EXERCISE DETAILS
Pick out all lines with the word "true" from the records that follow.

Entries from a dataset of interfaces:
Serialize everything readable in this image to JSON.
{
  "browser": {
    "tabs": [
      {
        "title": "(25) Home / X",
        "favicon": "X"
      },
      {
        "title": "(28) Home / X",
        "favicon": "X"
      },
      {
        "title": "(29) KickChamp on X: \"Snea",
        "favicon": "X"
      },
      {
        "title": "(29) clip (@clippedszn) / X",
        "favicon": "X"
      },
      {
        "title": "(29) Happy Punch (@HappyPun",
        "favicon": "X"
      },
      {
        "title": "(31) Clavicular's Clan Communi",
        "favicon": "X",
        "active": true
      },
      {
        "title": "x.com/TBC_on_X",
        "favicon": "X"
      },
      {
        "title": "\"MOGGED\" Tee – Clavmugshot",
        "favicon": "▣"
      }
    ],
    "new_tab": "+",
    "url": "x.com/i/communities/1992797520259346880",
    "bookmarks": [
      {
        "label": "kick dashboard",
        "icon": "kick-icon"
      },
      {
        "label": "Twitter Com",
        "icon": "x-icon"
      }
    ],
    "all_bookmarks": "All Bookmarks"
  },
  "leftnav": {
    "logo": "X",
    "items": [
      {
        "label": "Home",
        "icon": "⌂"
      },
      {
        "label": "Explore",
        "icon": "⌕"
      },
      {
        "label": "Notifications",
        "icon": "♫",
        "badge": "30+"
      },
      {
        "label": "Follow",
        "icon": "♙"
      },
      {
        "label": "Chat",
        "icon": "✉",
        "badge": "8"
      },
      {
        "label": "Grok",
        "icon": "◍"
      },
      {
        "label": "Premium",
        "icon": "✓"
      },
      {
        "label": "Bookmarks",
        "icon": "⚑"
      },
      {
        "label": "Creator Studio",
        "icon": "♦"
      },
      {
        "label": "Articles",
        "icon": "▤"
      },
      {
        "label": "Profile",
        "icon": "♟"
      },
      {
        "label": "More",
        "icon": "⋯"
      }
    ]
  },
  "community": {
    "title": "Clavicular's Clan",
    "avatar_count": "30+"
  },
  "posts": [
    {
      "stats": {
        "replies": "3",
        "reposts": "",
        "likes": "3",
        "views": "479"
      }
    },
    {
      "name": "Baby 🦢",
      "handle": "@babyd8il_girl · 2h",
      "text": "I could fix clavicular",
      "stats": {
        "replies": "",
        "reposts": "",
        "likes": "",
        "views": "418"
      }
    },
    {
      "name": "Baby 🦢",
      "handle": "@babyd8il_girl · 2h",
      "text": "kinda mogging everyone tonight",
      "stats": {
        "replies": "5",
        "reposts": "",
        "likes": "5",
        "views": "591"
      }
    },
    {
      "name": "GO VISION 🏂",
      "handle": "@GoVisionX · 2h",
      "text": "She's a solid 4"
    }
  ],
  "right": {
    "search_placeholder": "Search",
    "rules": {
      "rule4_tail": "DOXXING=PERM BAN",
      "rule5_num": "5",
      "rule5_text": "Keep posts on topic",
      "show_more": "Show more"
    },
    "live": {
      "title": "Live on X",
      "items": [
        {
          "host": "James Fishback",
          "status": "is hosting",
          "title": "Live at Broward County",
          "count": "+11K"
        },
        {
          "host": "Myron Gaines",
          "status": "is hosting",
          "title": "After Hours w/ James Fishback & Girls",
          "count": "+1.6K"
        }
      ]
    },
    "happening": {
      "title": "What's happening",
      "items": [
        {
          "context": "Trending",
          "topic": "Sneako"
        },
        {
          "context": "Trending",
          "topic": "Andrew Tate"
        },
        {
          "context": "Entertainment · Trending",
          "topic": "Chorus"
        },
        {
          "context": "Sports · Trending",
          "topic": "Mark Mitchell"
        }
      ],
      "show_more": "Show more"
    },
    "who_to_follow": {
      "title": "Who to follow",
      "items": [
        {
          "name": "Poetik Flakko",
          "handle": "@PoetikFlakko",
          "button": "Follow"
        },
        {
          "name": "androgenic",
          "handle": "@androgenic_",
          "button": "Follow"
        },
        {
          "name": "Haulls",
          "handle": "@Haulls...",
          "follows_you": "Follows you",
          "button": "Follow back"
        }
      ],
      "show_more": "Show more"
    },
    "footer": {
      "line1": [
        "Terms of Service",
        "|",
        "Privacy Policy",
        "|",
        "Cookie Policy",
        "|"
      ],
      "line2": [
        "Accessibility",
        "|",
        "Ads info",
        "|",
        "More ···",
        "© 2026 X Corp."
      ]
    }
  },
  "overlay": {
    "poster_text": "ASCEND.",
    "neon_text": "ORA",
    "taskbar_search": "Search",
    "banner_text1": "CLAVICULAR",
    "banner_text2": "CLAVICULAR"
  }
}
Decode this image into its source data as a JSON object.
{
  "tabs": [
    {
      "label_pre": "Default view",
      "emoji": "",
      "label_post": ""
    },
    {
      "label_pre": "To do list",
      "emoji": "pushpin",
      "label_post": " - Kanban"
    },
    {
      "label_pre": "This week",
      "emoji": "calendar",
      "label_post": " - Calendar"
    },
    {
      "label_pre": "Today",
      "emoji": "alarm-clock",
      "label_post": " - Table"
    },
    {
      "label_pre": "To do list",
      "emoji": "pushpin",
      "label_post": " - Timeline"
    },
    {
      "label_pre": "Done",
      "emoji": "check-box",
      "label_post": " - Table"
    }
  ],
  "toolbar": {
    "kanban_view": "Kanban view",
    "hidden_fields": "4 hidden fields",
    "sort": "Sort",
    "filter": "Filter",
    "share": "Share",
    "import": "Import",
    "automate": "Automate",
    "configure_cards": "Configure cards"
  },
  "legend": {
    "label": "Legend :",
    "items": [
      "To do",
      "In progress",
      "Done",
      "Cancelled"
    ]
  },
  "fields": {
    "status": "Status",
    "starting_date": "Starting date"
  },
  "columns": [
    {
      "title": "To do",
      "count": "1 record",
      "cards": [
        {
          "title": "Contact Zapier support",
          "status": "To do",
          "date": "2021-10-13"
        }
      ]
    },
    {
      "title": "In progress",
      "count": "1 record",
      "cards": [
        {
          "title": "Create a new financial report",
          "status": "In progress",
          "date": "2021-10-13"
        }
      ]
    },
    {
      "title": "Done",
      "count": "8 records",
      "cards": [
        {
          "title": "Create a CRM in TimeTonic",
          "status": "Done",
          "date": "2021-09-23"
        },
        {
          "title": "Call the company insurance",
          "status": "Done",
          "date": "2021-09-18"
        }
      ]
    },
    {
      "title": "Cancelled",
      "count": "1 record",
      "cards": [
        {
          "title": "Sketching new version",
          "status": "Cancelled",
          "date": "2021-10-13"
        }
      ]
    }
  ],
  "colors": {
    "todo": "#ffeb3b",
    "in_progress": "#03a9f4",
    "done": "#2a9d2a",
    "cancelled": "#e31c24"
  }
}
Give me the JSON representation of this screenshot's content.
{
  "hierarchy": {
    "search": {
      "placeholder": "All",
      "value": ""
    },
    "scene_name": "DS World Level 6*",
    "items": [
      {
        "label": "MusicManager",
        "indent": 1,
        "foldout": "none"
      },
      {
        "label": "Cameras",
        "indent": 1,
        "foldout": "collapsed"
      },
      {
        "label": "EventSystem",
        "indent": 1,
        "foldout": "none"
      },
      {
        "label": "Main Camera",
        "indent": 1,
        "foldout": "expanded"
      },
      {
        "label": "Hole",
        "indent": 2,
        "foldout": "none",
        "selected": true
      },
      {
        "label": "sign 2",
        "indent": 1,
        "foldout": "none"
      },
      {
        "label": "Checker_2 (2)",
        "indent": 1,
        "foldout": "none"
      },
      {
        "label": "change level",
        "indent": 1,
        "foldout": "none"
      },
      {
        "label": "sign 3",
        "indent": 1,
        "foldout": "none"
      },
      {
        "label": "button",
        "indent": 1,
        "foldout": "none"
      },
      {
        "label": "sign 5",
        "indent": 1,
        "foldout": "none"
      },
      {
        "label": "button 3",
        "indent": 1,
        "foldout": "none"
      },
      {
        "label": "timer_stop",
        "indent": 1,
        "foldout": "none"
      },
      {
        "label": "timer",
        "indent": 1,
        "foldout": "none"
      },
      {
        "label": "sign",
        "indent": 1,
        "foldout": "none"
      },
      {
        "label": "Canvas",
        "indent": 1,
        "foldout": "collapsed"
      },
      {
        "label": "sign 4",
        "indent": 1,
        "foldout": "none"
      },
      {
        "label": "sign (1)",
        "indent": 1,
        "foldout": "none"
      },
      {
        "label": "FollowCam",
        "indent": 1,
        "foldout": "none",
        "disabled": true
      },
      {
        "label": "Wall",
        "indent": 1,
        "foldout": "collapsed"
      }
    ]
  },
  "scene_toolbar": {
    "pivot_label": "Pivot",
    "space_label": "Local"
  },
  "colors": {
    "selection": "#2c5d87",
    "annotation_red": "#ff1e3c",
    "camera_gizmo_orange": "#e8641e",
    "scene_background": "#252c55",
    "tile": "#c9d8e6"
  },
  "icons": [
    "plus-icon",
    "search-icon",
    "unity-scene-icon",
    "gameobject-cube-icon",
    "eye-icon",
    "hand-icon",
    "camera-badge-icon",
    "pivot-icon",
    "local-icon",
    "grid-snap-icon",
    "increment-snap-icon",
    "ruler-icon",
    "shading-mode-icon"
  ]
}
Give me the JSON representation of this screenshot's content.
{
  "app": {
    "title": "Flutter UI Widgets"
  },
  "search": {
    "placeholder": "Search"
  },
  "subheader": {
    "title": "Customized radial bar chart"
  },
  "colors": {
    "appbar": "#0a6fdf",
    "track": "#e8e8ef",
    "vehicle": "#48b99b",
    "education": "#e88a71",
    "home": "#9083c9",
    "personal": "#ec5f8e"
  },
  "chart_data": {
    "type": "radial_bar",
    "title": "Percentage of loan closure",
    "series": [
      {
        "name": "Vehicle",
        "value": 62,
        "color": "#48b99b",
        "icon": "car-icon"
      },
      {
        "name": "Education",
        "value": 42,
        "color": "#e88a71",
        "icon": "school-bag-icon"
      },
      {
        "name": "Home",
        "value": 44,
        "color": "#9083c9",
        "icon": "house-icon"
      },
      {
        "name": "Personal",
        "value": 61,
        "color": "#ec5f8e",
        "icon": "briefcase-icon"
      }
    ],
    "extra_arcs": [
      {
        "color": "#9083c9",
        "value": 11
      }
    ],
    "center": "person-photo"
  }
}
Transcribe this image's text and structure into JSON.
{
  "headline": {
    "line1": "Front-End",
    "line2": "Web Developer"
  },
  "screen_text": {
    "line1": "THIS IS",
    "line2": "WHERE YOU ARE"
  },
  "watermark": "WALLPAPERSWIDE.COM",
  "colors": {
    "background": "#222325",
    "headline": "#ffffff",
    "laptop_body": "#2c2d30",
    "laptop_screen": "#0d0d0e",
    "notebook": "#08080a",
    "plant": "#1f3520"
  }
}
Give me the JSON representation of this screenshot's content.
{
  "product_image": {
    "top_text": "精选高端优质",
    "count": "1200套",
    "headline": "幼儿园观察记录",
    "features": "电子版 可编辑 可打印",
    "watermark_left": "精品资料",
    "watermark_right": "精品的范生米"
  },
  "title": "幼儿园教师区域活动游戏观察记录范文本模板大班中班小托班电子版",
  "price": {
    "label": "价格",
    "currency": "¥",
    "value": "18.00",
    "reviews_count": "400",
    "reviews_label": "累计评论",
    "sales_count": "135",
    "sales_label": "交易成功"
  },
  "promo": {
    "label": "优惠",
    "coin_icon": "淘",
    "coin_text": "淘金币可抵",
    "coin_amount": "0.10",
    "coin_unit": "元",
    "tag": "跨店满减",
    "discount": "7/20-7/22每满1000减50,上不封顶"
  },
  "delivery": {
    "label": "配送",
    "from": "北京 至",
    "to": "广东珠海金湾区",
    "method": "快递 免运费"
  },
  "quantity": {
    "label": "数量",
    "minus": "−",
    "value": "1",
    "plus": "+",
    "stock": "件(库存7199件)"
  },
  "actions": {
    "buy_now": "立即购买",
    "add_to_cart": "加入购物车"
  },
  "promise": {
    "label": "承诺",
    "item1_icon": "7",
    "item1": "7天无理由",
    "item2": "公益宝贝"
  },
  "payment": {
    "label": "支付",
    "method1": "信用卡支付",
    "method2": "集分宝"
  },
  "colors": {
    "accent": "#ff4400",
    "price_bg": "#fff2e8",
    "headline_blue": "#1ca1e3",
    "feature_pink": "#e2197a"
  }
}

RESPONSE TO THIS EXERCISE
        "active": true
        "selected": true
        "disabled": true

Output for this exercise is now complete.